The gimlet-eyed woman sitting next to me on the flight looked like she probably knew ten ways to kill me using sesame seeds. She had precisely aligned, glimmering white teeth that indicated either magnificent genetic breeding or a wonderfully talented family dentist.
She asked. “What makes consultants different from the rest of the world?” I winked at her and said, “My one great accomplishment is that I once got elected treasurer of my third-grade class. Unfortunately, my triumph was short-lived, since the election got overturned by the principal as soon as he learned I had a D in recess. I don’t mention the second part to too many people. I just let them keep thinking that I served out my term with honor and distinction.”
Consultants, I told her, are the people in the movie theaters rooting for the iceberg instead of the Titanic. “It helps if you know how to make rocks cry and can teach a dog to meow,” I said. She gave me a look that seemed to indicate that if it were up to her, she’d save a special place for me in the guillotine line when the revolution went down.

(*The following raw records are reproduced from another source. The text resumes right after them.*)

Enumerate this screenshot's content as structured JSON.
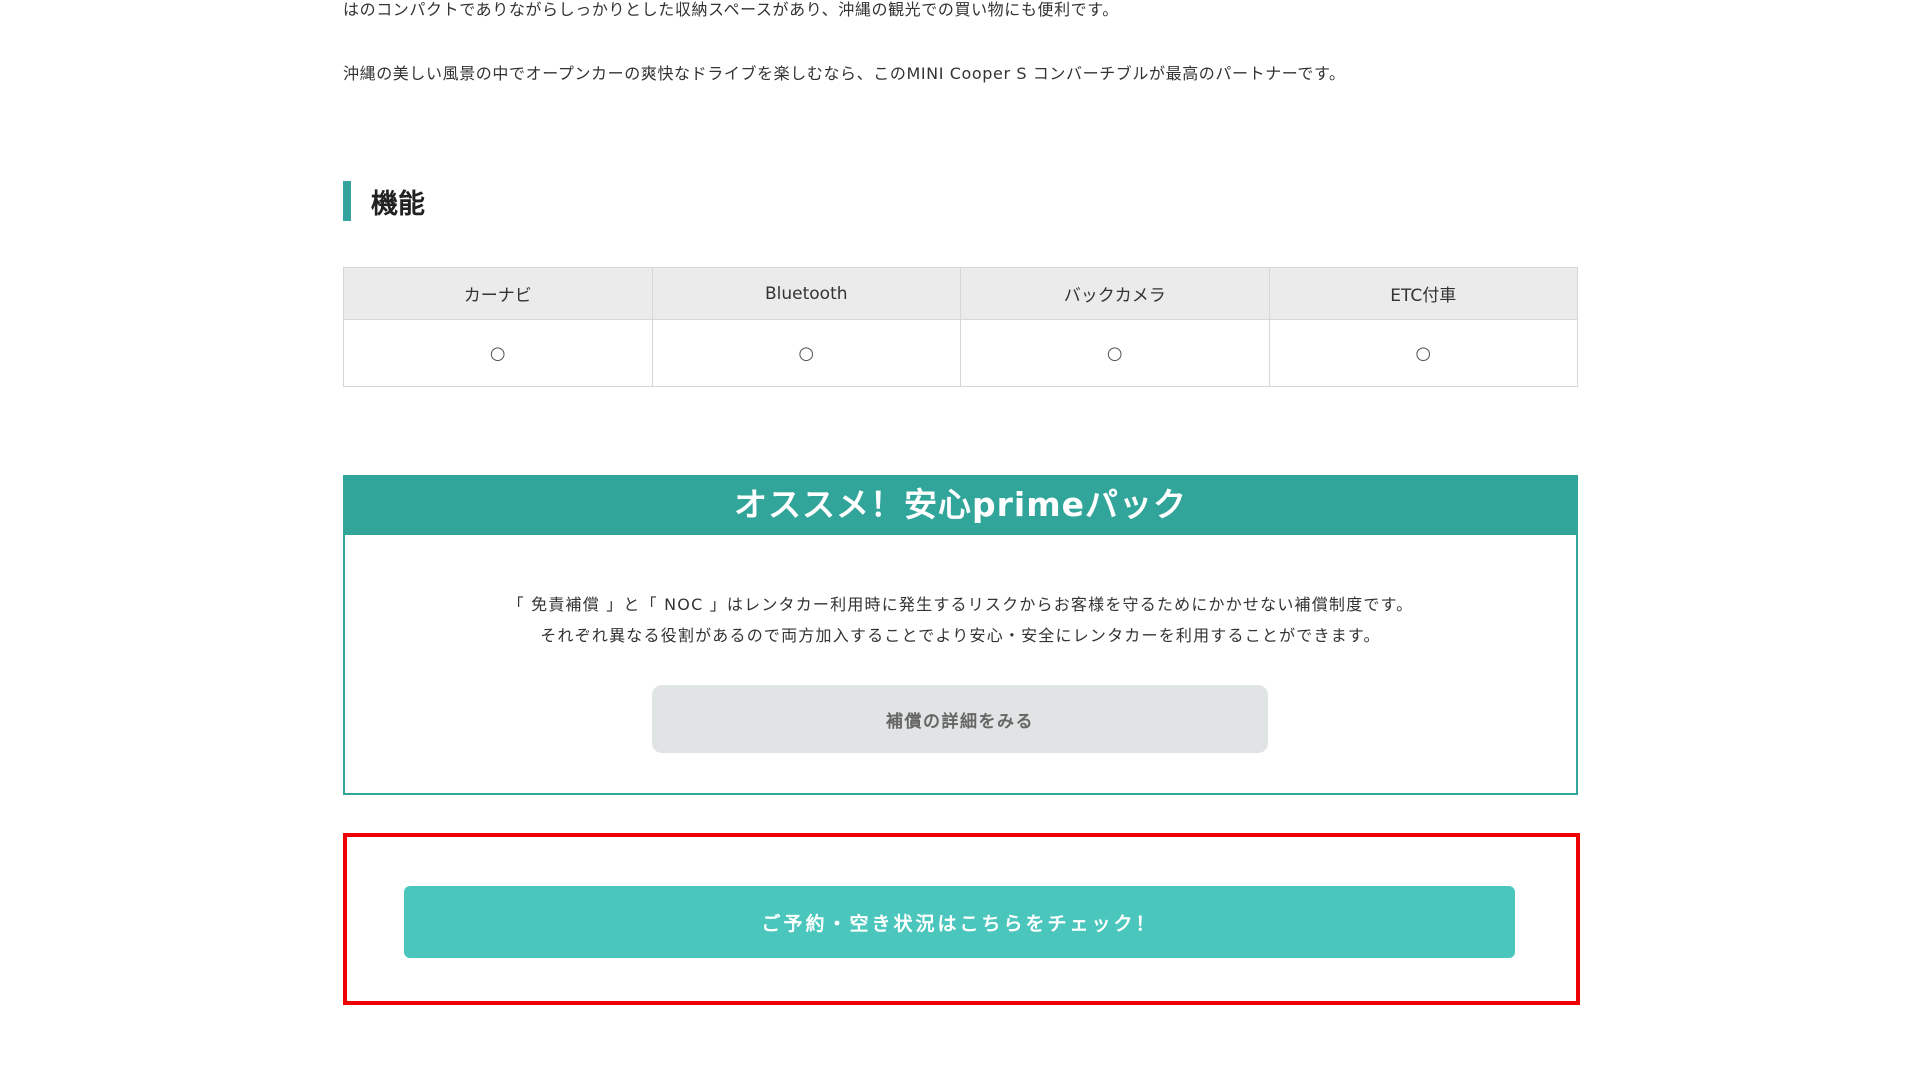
{
  "intro": {
    "paragraph_1": "はのコンパクトでありながらしっかりとした収納スペースがあり、沖縄の観光での買い物にも便利です。",
    "paragraph_2": "沖縄の美しい風景の中でオープンカーの爽快なドライブを楽しむなら、このMINI Cooper S コンバーチブルが最高のパートナーです。"
  },
  "features": {
    "heading": "機能",
    "columns": [
      "カーナビ",
      "Bluetooth",
      "バックカメラ",
      "ETC付車"
    ],
    "values": [
      "○",
      "○",
      "○",
      "○"
    ]
  },
  "prime_pack": {
    "title": "オススメ！安心primeパック",
    "description_line_1": "「 免責補償 」と「 NOC 」はレンタカー利用時に発生するリスクからお客様を守るためにかかせない補償制度です。",
    "description_line_2": "それぞれ異なる役割があるので両方加入することでより安心・安全にレンタカーを利用することができます。",
    "detail_button_label": "補償の詳細をみる"
  },
  "cta": {
    "button_label": "ご予約・空き状況はこちらをチェック！"
  },
  "colors": {
    "accent_teal": "#32a59a",
    "cta_teal": "#4ac6bc",
    "highlight_red": "#ee0000",
    "table_header_bg": "#ebebeb",
    "secondary_button_bg": "#e1e4e5"
  }
}
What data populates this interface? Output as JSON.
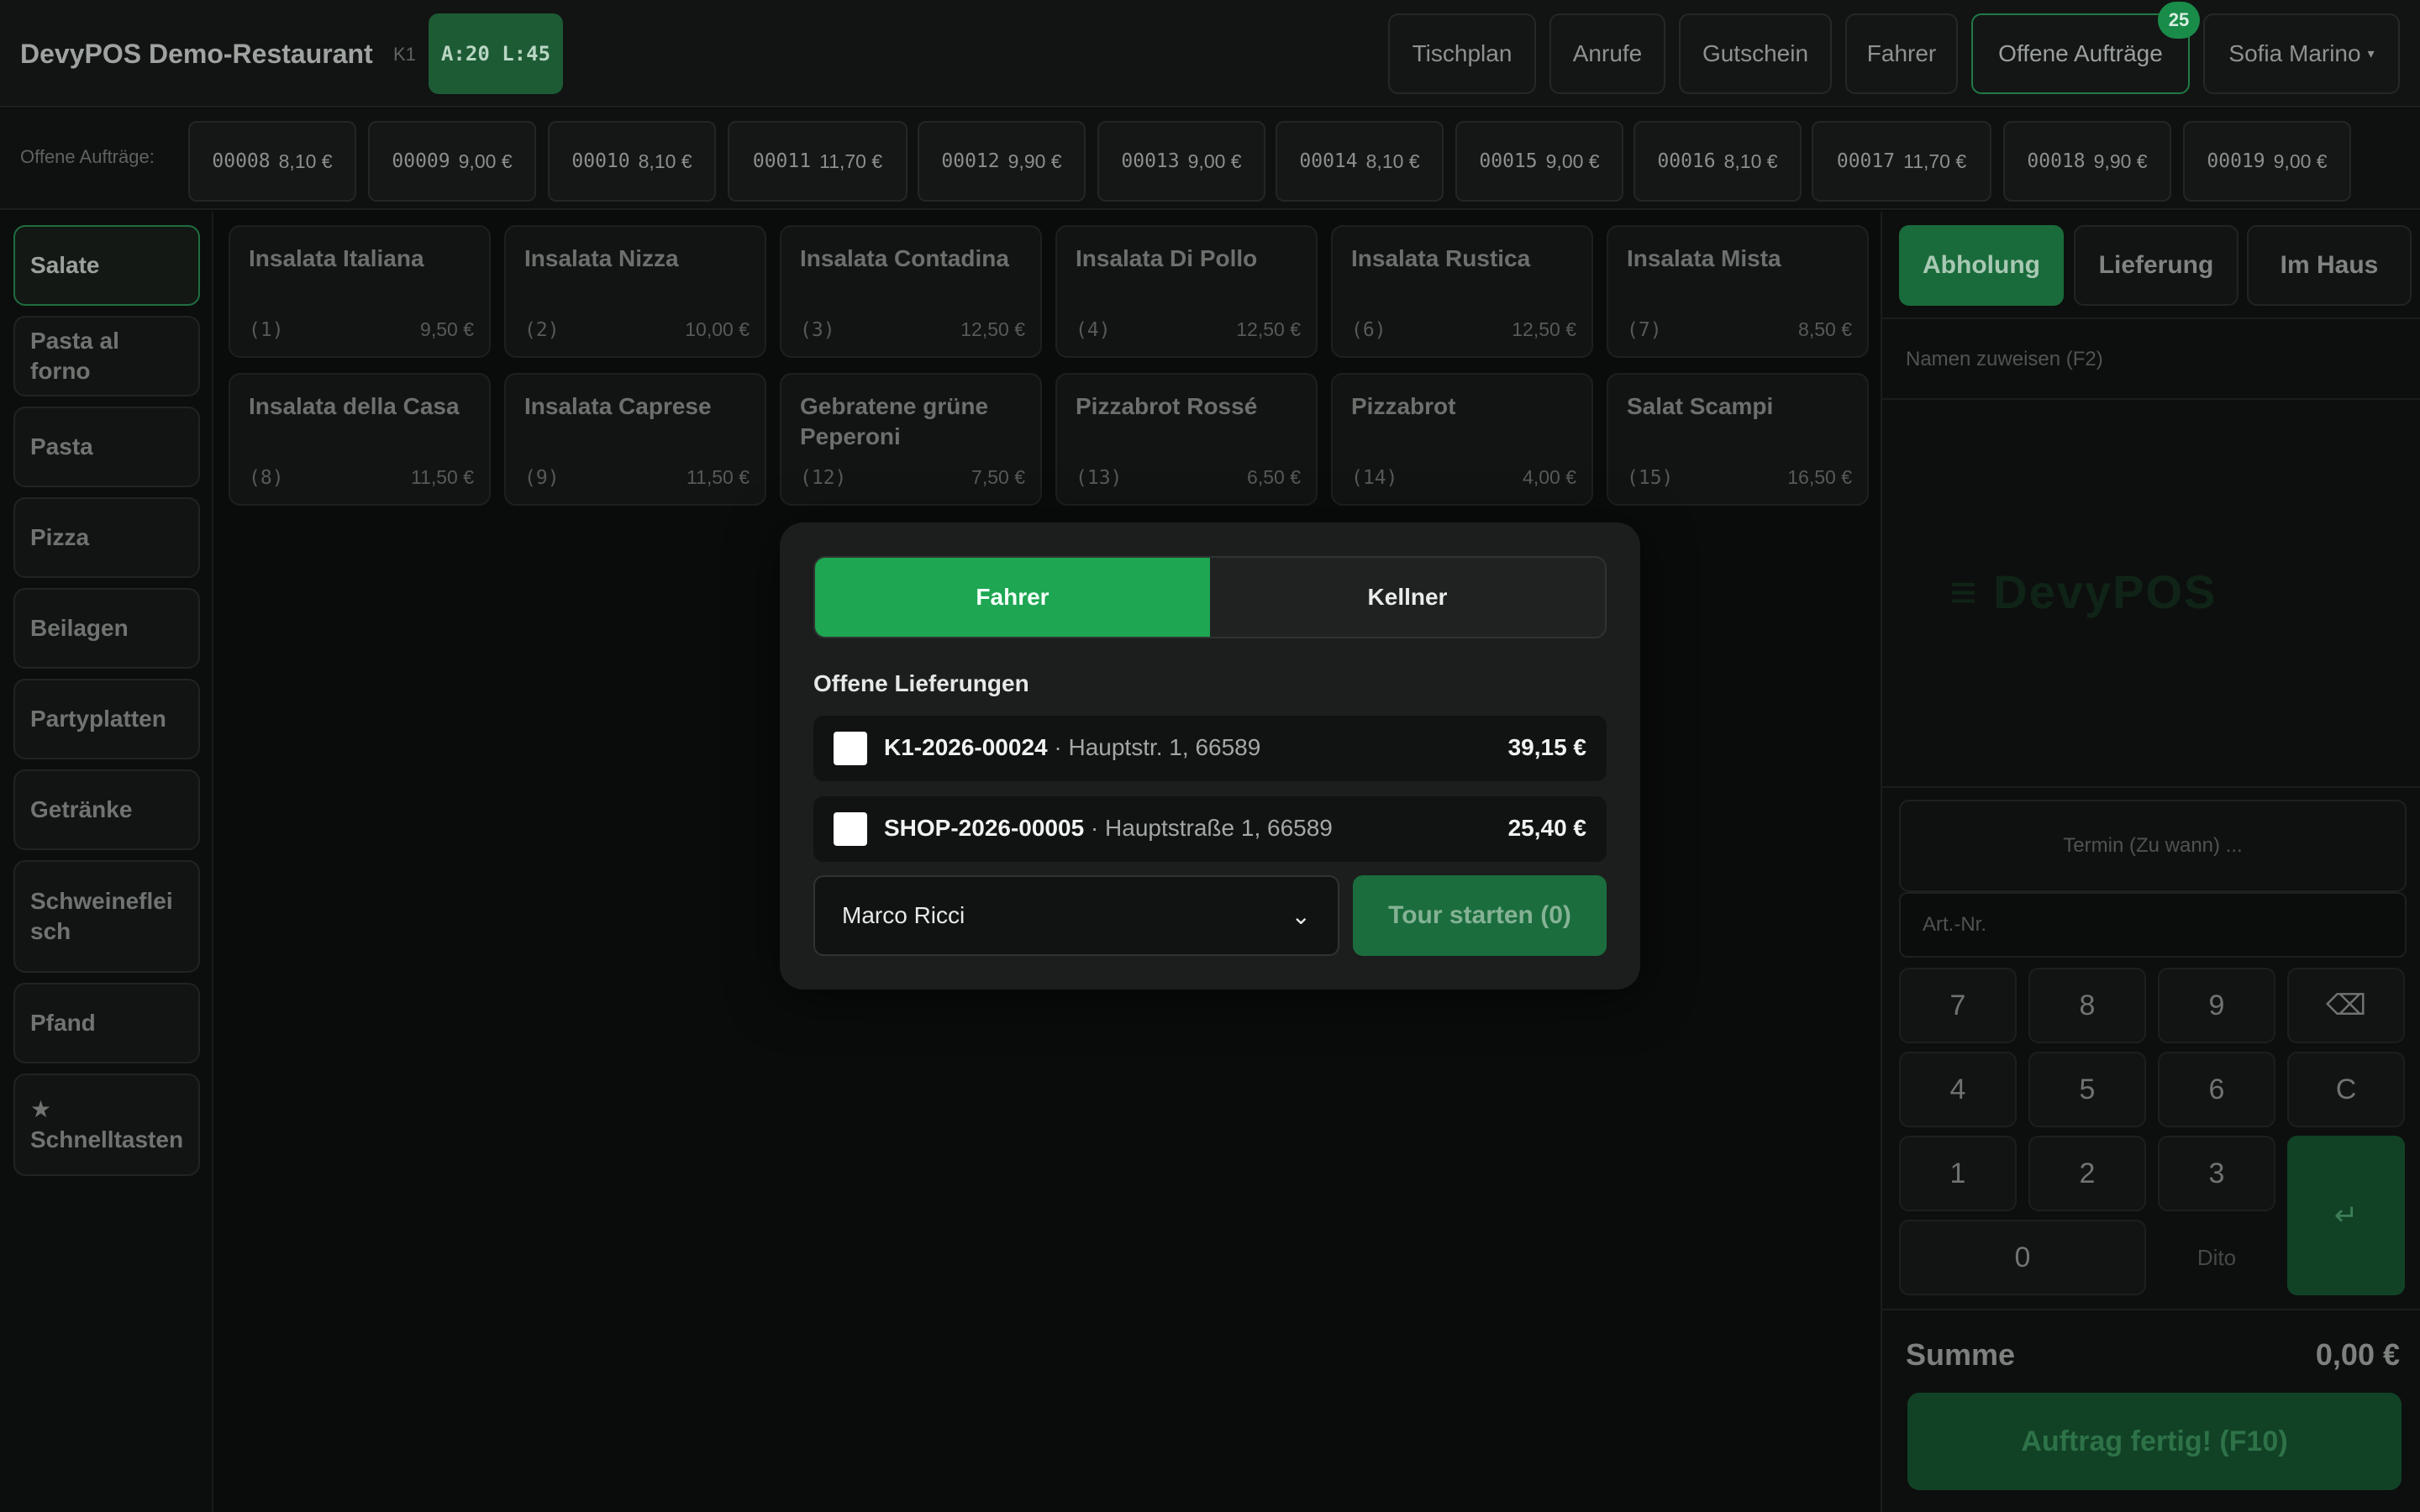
{
  "header": {
    "title": "DevyPOS Demo-Restaurant",
    "terminal": "K1",
    "counter": "A:20 L:45",
    "nav": [
      "Tischplan",
      "Anrufe",
      "Gutschein",
      "Fahrer",
      "Offene Aufträge"
    ],
    "open_orders_count": "25",
    "user": "Sofia Marino",
    "user_caret": "▾"
  },
  "open_orders": {
    "label": "Offene Aufträge:",
    "items": [
      {
        "id": "00008",
        "amount": "8,10 €"
      },
      {
        "id": "00009",
        "amount": "9,00 €"
      },
      {
        "id": "00010",
        "amount": "8,10 €"
      },
      {
        "id": "00011",
        "amount": "11,70 €"
      },
      {
        "id": "00012",
        "amount": "9,90 €"
      },
      {
        "id": "00013",
        "amount": "9,00 €"
      },
      {
        "id": "00014",
        "amount": "8,10 €"
      },
      {
        "id": "00015",
        "amount": "9,00 €"
      },
      {
        "id": "00016",
        "amount": "8,10 €"
      },
      {
        "id": "00017",
        "amount": "11,70 €"
      },
      {
        "id": "00018",
        "amount": "9,90 €"
      },
      {
        "id": "00019",
        "amount": "9,00 €"
      }
    ]
  },
  "categories": {
    "items": [
      "Salate",
      "Pasta al forno",
      "Pasta",
      "Pizza",
      "Beilagen",
      "Partyplatten",
      "Getränke",
      "Schweinefleisch",
      "Pfand"
    ],
    "favorites_icon": "★",
    "favorites_label": "Schnelltasten"
  },
  "products": [
    {
      "name": "Insalata Italiana",
      "num": "(1)",
      "price": "9,50 €"
    },
    {
      "name": "Insalata Nizza",
      "num": "(2)",
      "price": "10,00 €"
    },
    {
      "name": "Insalata Contadina",
      "num": "(3)",
      "price": "12,50 €"
    },
    {
      "name": "Insalata Di Pollo",
      "num": "(4)",
      "price": "12,50 €"
    },
    {
      "name": "Insalata Rustica",
      "num": "(6)",
      "price": "12,50 €"
    },
    {
      "name": "Insalata Mista",
      "num": "(7)",
      "price": "8,50 €"
    },
    {
      "name": "Insalata della Casa",
      "num": "(8)",
      "price": "11,50 €"
    },
    {
      "name": "Insalata Caprese",
      "num": "(9)",
      "price": "11,50 €"
    },
    {
      "name": "Gebratene grüne Peperoni",
      "num": "(12)",
      "price": "7,50 €"
    },
    {
      "name": "Pizzabrot Rossé",
      "num": "(13)",
      "price": "6,50 €"
    },
    {
      "name": "Pizzabrot",
      "num": "(14)",
      "price": "4,00 €"
    },
    {
      "name": "Salat Scampi",
      "num": "(15)",
      "price": "16,50 €"
    }
  ],
  "order_panel": {
    "modes": [
      "Abholung",
      "Lieferung",
      "Im Haus"
    ],
    "name_assign": "Namen zuweisen (F2)",
    "watermark": "≡ DevyPOS",
    "termin_placeholder": "Termin (Zu wann) ...",
    "artnr_placeholder": "Art.-Nr.",
    "keys": [
      "7",
      "8",
      "9",
      "⌫",
      "4",
      "5",
      "6",
      "C",
      "1",
      "2",
      "3",
      "↵",
      "0",
      "Dito"
    ],
    "sum_label": "Summe",
    "sum_value": "0,00 €",
    "finish_label": "Auftrag fertig! (F10)"
  },
  "modal": {
    "tabs": [
      "Fahrer",
      "Kellner"
    ],
    "heading": "Offene Lieferungen",
    "deliveries": [
      {
        "id": "K1-2026-00024",
        "address": " · Hauptstr. 1, 66589",
        "amount": "39,15 €"
      },
      {
        "id": "SHOP-2026-00005",
        "address": " · Hauptstraße 1, 66589",
        "amount": "25,40 €"
      }
    ],
    "driver": "Marco Ricci",
    "driver_caret": "⌄",
    "start_label": "Tour starten (0)"
  },
  "colors": {
    "accent": "#1ea653",
    "accent_dim": "#1a6b3b",
    "background": "#0a0c0b"
  }
}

In addition to all of our presumed flaws, some consultants are sycophantic enough to suck the bark off of a tree. Consulting even lets in a few Republicans now. Not in great numbers, certainly, but the odd token here and there.
Junior consultants can be a little paranoid. The problem with paranoia is that it sneaks up on you. You start by wondering why the guy next door didn’t invite you to his barbecue. Then you’re convinced the whole neighborhood’s in on the conspiracy. Then you’re passing out literature about the Trilateral Commission. Then before you know it, that same neighbor is telling a CNN reporter that there’s a guy on a rooftop with a high-powered rifle.
Some people dream of having Bill Gates’s money, not just his looks. Consulting firms dream of making that kind of money. A lot of them make money working with payers. Big money.
One way they make all of that money is by helping providers save money. The way they do that is by helping payers not pay a nickel more that they are obligated to pay their members. Members like you and me.
It is easy to sell consulting if what you are offering is a way to save your clients money. For payers, claims show up on their balance sheets as liabilities, the same way deposits show up as liabilities for banks. If you are a payer, anything you can do to minimize your liabilities sounds like it ought to be a good thing. Pay less, earn more.
It’s simple math, unless of course paying less causes members to leave, then the simple math gets very expensive. The value of payers, like many other services firms, can be calculated based on the average value of its members times the number of its members plus free cash flow.
Reduce the number of members, and the cash flow (premiums) contributed by those members and their value decreases.
What if instead of a strategy that minimized payments of claims, payers decided to maximize them? That would yield more members and more members paying their premiums.
It’s a simple strategy and a strategy not used by any of the firms.